Over the many years Scribbington has been alive, I have been asked many times, “how did Scribbington start?” With the latest move to better code and a clearer path ahead, I started tracking down the earliest conversations and code commits to draw a path. This is what I have uncovered.
The first version of Scribbington was essentially a mostly-vanilla
Supybot that was primarily used for IRC convenience commands. One day, someone said, “I wish Scribbington would talk.”
I found pyBorg and really enjoyed what it did, at first. One of the first things I did was gut out tools that we didn’t need and wrote some cleanup functions, so that the brain would compact and automatically trim itself. There was a fork of
pyBorg that some code was taken from to help with this, but eventually I started doing some things with the brain that made it no longer compatible with other
pyBorgs. During this time one or two other people tinkered with Scribbington, as I had used it as an Ubuntu Beginners Team project.
scrib was a fork of
pyBorg, but after doing more experimentation and running into more walls of frustration, I decided that there needed to be a rewrite. This was a hot mess. Four people contributed to this project, mostly with ideas and feedback. One contributed a lot of time and code, and shared in the frustrations with me. The hot mess only got worse, and by the time it hit version
1.1.0 we were maintaining bots at version
We flopped the brain around to
Redis-based, among other abominations. It was becoming too awful to maintain and the git commit history was horrendous. There were many problems with the transition from Python 2.x to Python 3, as well, since the brain data contained mixed types of strings (binary, unicode, and ascii). A great deal of time was put into building a converter-cleaner, and though one finally did export the data into a usable format, I made an executive decision to drop this path entirely.
After much waffling and hand-wringing, I decided to fork
scrib and slim it down to its bare essentials. Thus
harbinger came to be.
Harbinger, by design, only ferries data between users and its plugins. By itself, it will only sit and accept input.
In an attempt to reconstruct the old brain in the new system, I realized it would be easier and less awful to just make the working version of Scribbington into a plugin, so that the brain data could be transferred to a better system through the plugin system.
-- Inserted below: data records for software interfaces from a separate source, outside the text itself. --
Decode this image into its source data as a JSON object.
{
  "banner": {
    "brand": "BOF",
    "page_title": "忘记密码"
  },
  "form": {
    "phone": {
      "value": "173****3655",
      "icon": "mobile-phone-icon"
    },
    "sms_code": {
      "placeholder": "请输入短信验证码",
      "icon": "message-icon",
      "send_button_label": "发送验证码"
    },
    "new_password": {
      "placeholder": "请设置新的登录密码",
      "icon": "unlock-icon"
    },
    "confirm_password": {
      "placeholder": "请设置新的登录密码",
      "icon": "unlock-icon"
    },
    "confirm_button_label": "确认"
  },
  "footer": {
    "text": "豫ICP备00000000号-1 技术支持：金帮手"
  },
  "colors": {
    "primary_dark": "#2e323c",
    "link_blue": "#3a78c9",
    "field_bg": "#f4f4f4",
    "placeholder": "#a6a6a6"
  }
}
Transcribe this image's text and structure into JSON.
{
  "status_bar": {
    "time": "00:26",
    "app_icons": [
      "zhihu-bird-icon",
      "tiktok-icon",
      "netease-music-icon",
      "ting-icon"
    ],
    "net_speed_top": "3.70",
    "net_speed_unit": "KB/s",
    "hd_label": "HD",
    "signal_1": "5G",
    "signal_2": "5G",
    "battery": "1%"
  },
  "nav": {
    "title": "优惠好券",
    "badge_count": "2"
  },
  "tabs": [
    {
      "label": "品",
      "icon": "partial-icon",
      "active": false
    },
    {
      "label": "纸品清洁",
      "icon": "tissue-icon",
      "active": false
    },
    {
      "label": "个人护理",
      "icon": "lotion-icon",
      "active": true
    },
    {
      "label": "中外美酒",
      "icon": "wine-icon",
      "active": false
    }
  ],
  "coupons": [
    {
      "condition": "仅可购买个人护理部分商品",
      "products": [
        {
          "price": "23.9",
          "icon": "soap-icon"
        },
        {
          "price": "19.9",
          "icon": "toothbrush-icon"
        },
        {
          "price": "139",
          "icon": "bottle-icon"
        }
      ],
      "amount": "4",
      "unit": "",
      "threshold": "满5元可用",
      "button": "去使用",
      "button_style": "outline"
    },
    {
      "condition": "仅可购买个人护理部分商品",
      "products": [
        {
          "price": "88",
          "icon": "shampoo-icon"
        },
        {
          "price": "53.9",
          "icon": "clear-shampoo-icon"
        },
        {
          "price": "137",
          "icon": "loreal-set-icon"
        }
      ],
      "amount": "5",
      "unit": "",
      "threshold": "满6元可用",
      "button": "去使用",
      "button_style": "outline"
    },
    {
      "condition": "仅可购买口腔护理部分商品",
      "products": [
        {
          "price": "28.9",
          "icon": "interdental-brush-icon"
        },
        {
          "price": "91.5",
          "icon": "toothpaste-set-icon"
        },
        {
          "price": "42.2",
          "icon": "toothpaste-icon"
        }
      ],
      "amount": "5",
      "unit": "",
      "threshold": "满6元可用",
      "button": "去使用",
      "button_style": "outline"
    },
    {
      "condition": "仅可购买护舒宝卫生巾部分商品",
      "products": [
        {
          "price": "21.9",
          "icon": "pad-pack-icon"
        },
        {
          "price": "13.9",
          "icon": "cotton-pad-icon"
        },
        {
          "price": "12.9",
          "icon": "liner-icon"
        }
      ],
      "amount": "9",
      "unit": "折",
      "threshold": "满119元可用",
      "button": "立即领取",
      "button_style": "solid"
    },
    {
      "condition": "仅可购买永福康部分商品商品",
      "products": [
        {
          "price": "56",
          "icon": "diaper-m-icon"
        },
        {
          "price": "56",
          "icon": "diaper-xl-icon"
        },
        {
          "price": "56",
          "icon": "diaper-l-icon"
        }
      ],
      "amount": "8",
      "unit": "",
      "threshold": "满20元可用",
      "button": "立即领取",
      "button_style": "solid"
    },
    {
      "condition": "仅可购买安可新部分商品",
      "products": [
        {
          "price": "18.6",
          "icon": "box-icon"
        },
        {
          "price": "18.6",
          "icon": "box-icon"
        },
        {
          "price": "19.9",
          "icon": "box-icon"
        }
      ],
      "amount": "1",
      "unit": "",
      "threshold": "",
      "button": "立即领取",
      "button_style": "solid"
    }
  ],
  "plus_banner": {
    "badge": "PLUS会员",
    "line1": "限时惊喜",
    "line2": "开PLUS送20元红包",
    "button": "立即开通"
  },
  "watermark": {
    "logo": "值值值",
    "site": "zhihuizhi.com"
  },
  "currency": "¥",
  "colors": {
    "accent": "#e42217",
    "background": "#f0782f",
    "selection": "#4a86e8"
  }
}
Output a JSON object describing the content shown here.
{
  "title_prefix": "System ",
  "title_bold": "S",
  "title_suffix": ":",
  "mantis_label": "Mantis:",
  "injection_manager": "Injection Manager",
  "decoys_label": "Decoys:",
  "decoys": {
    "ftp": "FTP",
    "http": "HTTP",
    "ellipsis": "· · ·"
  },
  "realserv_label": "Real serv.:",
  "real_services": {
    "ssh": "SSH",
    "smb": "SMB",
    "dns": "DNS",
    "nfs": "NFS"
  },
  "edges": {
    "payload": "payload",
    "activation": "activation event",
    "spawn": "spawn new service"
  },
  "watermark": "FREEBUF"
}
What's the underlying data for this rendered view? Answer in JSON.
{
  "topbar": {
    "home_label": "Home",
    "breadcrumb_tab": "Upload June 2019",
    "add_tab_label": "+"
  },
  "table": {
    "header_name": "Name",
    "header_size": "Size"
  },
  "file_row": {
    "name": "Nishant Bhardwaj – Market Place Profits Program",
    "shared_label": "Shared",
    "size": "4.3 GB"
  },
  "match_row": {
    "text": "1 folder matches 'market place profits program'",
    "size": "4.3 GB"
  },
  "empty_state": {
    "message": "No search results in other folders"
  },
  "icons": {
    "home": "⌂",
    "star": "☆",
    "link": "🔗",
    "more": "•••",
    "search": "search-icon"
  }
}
This brings us to
LegacyBrain plugin for
harbinger is a stripped down (but not efficient) version of
scrib 0.8.1 and supports the brain version
0.1.3. The main purpose is to allow full functionality of the original Scribbington while we build other brain alternatives.